Benjamin Graham on Investing: Enduring Lessons from the Father of Value Investing Featured Hot
Legendary investing author and philosopher Benjamin Graham lived through interesting times. Soon after his graduation from Columbia College, the nation entered the First World War. As the stock market fluctuated in wild dips and peaks, the government seized control of the railroad industry, inflation and interest rates rose dramatically, and economic depression loomed on the horizon. During these events’ and perhaps inspired by them’ Graham began writing articles for The Magazine of Wall Street, putting to paper his earliest ideas on value investing and security analysis.
For the first time, these important works have been anthologized into a single volume. Benjamin Graham on Investing is a treasure trove of rare and out-of-print articles that document the early flashes of genius from a man whose ideas and theories would revolutionize investment philosophy and inspire the careers of such luminaries as Warren Buffett, Seth Klarman, Charlie Munger, and countless other top-tier investors.
Benjamin Graham on Investing is a rare presentation of the legendary investor’s uniqueanalytical style and methods for determining a company’s true value. Writing from the last two years of World War I through the years leading up to the crash of 1929,Graham’s articles are not only indicative of the economic turbulence of the period but also serve as timeless pieces of wisdom for any investor.
Benjamin Graham, born in 1894 (London), was a British author and investor. Graham relocated to the city of New York with his family at the age of one. After graduating from Columbia University, he started the Graham-Newman Partnership on Wall Street. He has influenced personalities like Warren Buffett, Walter J. Schloss and William J. Ruane, and is popularly referred to as the Dean of Wall Street.
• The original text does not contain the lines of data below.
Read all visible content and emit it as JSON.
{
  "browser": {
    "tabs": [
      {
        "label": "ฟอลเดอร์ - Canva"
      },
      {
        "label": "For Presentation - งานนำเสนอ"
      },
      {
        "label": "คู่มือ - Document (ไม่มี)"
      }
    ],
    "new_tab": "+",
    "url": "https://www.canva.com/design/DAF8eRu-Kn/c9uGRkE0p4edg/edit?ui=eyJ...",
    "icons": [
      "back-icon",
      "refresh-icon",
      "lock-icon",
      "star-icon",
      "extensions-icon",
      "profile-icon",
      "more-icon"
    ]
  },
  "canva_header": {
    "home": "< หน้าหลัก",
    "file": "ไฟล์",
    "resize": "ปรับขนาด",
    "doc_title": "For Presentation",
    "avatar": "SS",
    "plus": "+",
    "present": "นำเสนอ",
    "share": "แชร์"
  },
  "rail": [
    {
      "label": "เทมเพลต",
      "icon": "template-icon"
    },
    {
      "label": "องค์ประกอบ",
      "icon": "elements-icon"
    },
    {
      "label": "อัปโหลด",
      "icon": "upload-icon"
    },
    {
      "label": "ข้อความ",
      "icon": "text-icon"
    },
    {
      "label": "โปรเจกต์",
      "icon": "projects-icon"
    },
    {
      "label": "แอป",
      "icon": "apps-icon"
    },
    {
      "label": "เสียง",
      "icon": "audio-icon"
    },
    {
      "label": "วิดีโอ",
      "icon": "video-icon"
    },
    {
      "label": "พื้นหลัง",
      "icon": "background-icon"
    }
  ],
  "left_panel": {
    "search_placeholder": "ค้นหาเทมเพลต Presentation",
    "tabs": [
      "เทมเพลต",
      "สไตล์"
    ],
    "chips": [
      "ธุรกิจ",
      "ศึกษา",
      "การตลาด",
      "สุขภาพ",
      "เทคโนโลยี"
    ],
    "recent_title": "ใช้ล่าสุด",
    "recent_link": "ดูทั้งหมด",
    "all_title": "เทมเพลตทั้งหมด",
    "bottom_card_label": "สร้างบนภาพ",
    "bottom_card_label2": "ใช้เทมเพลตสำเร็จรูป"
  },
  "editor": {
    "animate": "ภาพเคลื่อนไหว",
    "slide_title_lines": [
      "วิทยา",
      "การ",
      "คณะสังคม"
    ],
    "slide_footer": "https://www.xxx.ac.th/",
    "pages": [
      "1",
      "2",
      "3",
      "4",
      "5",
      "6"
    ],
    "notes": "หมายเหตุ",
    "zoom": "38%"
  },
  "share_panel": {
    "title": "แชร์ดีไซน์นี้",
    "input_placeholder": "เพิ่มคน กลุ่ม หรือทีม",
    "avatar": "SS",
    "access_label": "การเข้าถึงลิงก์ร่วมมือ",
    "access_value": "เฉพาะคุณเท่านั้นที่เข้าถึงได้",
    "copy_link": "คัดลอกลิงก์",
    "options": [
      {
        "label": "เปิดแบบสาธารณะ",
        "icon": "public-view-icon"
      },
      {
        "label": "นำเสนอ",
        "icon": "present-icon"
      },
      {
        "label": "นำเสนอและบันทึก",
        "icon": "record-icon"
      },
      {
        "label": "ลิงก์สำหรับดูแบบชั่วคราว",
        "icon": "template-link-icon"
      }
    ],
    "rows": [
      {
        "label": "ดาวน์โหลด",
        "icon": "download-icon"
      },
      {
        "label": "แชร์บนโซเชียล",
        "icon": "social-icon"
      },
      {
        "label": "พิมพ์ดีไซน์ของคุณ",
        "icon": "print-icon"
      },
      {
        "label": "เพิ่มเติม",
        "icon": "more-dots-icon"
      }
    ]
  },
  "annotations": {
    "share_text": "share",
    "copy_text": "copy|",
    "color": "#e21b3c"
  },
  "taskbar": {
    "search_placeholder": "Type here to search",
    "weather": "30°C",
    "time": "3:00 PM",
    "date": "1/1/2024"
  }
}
Graham passed away in 1976, at the age of 82.
“They laid out a road map forinvesting that I have now been following for 57 years. There’s been no reason to look for another.”
—Warren Buffett, on the writings of Benjamin Graham